Items from an interface collection

- - - -

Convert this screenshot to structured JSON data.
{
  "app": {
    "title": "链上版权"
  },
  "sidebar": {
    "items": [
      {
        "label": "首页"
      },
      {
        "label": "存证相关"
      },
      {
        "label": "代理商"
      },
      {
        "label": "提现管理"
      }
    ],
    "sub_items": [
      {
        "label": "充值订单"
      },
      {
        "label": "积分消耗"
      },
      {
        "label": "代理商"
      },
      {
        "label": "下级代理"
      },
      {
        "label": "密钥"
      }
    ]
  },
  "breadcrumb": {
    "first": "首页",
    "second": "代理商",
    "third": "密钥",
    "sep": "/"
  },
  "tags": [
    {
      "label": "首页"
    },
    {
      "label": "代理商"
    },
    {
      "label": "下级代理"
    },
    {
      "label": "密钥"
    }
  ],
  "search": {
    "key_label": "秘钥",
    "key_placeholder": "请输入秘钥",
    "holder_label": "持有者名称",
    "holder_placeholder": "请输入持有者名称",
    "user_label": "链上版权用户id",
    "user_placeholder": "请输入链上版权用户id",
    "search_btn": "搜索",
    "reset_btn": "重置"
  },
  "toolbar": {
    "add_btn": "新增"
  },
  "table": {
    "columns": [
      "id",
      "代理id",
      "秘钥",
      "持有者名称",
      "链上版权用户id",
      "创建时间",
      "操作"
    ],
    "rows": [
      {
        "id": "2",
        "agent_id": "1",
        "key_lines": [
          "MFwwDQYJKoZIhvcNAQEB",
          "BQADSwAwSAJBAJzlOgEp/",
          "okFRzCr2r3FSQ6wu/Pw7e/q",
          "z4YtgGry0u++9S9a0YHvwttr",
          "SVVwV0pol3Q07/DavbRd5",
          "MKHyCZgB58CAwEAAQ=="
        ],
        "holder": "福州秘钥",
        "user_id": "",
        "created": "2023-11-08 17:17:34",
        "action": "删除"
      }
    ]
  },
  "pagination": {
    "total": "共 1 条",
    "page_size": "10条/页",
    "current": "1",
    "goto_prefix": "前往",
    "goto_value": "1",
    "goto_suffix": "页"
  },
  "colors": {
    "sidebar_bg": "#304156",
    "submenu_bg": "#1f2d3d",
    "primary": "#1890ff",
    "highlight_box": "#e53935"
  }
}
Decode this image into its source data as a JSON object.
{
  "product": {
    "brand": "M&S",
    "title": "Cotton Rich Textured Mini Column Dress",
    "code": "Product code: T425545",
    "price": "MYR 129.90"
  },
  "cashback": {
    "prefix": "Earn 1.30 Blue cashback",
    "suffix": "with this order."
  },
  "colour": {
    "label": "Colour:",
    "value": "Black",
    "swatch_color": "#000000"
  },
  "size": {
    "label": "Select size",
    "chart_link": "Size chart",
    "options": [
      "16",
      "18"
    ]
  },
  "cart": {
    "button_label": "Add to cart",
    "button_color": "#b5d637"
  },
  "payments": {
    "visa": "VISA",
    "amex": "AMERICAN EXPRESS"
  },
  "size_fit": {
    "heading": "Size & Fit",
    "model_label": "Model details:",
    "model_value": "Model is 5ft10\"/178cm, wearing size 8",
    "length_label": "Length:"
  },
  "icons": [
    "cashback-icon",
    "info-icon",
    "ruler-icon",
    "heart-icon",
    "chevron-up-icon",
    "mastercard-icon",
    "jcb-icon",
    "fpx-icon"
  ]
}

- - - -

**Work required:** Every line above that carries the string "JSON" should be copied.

**Finished task:**
Convert this screenshot to structured JSON data.
Decode this image into its source data as a JSON object.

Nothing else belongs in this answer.